the introduction of rational trial procedures to replace magical mechanical modes of proof by ordeals of fire and water, by battles of champions, and by ritual oaths [all of which had played a central role in Germanic folklaw]; [and] the insistence upon consent as the foundation of marriage and upon wrongful intent as the basis or crime (Berman, Faith and Order: The Reconciliation of Law and Religion, Scholars Press, 44).
When it comes to international law, again we must credit the Church. In particular it was Fr. Francisco de Vitoria who, along with the Dutch Protestant Hugo Grotius, can claim the title of “father of international law.” When he observed the behavior of his country in the New World, he became convinced that impartial moral rules governing the interaction of states must be developed. According to international law expert James Brown Scott, Vitoria “furnished the world of his day with its first masterpiece on the law of nations in peace as well as in war” (The Spanish Origin of International Law, Georgetown University, 65). How international law should be enforced was another question—Vitoria would have been a skeptic of the United Nations—but the important thing was the Catholic insistence that states were not morally autonomous but were instead bound by certain absolute moral rules.

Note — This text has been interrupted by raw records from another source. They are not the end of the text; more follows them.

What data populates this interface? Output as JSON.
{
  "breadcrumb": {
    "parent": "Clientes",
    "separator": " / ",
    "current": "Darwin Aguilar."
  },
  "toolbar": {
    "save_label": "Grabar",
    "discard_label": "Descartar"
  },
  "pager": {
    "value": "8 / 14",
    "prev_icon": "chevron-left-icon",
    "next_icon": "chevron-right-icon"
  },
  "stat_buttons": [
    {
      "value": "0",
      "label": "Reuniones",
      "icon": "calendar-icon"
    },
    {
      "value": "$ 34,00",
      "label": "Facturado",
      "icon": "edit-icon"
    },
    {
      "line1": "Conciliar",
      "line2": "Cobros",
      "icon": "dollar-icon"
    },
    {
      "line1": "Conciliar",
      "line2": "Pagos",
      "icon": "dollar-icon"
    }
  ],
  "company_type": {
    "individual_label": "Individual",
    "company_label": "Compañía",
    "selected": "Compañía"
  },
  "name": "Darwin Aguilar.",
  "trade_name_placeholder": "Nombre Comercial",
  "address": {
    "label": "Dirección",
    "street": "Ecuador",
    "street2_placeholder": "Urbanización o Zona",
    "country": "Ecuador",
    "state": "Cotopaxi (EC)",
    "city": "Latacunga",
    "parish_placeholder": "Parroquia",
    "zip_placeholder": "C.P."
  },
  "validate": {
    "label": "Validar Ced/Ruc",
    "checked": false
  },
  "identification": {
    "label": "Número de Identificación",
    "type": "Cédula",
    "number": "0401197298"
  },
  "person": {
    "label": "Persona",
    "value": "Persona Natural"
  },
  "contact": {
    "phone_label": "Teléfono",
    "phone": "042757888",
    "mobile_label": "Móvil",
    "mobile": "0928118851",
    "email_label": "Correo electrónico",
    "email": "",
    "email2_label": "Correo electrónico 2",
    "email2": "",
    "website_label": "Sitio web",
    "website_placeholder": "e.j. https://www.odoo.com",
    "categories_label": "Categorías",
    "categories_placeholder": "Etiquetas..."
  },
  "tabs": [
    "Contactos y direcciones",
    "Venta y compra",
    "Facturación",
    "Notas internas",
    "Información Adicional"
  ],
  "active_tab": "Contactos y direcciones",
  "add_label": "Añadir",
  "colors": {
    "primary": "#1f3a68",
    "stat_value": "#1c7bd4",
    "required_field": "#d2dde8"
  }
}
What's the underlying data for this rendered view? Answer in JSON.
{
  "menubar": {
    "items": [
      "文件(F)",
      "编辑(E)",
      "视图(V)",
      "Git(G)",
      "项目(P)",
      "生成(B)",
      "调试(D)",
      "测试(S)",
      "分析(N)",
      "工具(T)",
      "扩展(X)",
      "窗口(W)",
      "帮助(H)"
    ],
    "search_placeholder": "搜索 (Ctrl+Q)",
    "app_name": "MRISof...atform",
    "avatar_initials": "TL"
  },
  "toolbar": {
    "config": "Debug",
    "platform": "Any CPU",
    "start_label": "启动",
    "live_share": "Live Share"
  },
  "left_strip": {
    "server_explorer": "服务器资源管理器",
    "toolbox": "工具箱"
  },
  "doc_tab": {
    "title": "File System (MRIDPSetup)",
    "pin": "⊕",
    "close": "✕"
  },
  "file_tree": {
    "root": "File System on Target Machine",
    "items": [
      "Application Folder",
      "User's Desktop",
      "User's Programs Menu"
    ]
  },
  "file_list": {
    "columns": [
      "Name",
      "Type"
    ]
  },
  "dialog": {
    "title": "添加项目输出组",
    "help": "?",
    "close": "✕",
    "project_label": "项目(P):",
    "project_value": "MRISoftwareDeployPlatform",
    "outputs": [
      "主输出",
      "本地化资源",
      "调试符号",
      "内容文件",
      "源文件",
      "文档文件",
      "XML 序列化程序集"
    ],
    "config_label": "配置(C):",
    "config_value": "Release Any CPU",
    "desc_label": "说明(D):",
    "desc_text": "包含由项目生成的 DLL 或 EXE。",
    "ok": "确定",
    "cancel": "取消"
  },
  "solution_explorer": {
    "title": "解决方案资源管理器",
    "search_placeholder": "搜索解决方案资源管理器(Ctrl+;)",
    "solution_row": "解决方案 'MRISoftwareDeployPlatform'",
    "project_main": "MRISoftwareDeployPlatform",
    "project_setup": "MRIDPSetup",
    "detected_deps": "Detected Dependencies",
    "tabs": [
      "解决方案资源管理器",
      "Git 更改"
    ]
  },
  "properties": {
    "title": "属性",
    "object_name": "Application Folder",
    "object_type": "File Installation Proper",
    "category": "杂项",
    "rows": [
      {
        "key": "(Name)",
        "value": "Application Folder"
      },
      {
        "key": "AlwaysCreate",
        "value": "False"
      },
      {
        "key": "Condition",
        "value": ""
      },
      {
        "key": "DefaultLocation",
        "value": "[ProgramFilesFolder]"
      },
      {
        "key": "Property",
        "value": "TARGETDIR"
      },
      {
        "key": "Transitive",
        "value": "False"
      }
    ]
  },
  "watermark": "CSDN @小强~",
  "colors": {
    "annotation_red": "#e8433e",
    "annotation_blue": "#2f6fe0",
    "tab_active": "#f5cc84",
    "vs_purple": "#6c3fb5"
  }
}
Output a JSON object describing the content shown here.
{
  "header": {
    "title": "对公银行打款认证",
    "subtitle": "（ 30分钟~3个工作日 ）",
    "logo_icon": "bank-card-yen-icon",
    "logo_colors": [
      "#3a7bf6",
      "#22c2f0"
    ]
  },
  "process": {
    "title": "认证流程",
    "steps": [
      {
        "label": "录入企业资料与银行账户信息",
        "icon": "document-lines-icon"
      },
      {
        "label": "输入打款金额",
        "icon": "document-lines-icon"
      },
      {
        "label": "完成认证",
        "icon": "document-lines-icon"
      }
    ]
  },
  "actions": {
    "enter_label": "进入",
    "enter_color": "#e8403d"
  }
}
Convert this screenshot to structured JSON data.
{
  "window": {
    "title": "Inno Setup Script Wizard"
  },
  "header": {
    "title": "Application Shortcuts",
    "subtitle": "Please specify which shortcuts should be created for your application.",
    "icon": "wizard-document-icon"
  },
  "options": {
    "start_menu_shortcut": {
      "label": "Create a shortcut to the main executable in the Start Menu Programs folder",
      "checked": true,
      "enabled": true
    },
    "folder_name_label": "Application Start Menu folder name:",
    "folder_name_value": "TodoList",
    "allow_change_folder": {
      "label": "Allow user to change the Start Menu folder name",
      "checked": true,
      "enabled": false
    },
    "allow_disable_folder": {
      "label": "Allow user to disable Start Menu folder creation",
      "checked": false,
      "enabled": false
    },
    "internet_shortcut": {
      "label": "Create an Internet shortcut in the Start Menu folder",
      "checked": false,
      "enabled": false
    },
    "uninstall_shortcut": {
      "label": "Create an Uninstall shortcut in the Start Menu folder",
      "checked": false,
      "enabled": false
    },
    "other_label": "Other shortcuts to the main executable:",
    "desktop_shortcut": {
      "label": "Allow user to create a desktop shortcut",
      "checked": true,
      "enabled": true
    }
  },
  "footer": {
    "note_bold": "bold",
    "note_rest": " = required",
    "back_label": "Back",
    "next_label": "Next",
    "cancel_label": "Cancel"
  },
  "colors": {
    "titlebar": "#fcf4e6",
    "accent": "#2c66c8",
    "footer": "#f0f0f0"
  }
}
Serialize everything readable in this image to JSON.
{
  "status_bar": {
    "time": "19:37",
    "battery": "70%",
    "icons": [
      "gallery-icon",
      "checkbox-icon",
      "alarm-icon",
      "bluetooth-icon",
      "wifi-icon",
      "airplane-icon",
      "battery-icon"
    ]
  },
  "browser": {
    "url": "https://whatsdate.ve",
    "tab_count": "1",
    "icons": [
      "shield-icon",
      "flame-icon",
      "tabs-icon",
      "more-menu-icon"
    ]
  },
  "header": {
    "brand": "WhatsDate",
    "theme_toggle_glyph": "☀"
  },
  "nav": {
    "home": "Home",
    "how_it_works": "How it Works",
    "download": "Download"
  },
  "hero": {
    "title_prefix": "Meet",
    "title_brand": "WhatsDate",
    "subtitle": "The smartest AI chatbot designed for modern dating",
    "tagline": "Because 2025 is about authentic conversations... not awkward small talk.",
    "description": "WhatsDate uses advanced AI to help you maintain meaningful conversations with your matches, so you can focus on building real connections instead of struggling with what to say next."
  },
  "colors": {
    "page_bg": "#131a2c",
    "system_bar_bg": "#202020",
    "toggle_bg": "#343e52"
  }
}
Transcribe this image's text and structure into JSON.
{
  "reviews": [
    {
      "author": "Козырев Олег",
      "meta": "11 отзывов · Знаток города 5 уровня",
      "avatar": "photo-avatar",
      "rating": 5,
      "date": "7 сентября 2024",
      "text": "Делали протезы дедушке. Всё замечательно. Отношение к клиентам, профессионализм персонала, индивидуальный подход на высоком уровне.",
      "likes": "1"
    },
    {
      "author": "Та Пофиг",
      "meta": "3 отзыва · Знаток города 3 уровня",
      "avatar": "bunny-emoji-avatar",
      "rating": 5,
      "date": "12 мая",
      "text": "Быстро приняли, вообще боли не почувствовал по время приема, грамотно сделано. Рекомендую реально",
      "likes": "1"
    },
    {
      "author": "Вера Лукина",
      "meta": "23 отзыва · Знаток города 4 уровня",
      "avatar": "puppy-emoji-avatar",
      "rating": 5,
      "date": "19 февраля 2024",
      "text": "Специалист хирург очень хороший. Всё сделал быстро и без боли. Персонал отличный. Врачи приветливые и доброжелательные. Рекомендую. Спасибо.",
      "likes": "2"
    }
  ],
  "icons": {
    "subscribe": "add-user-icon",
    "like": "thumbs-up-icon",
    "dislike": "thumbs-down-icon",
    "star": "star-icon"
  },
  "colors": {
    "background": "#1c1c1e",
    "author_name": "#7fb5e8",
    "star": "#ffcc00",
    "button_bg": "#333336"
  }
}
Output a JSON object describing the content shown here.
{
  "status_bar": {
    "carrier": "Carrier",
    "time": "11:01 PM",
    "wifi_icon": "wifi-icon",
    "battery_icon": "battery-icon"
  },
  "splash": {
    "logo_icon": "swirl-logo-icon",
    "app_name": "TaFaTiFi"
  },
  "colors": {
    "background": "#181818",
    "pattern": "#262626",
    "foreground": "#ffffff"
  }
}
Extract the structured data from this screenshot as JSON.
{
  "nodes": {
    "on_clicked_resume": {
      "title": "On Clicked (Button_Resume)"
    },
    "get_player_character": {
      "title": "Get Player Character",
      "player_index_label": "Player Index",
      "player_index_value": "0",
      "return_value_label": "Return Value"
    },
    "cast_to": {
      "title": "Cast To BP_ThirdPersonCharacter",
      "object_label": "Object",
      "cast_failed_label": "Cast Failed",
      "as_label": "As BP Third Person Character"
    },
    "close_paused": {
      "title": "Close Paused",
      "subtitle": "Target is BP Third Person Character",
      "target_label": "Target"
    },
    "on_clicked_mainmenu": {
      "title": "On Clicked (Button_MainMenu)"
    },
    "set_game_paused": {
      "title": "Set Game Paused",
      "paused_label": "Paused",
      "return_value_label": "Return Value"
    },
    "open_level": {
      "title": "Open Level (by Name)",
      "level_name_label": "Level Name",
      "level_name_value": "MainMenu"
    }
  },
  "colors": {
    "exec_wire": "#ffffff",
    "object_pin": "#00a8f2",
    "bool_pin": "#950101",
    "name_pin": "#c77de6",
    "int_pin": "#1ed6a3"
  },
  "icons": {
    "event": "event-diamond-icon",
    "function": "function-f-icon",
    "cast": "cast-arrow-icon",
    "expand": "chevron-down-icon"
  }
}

Much more could be said, of course, but the point is made. How much of the history covered in just this short essay does the average American—even the average Catholic—know? The question hardly requires an answer. And if we don’t record and call attention to this history, no one will.
Again, none of this history proves the Church’s claims about herself, but it does lend some support to those claims. For if the Church really is what it claims to be, then we should expect these wonderful temporal fruits to flow from it. “Seek first his kingdom,” said our Lord, “and all these things shall be yours as well” (Matt. 6:33). There, in short, is the history of the Catholic Church.
Here, then, is a crucial and yet simple task of the Catholic historian engaged in apologetics: to tell, finally, these untold stories.
I appeared on a Catholic radio program shortly after the release of How the Catholic Church Built Western Civilization. The host noted playfully that he, too, had hoped someday to write such a book—that is, until mine came along. My reply? The more the merrier! We need many such books, and there is no shortage of material to include in them.
What are we waiting for?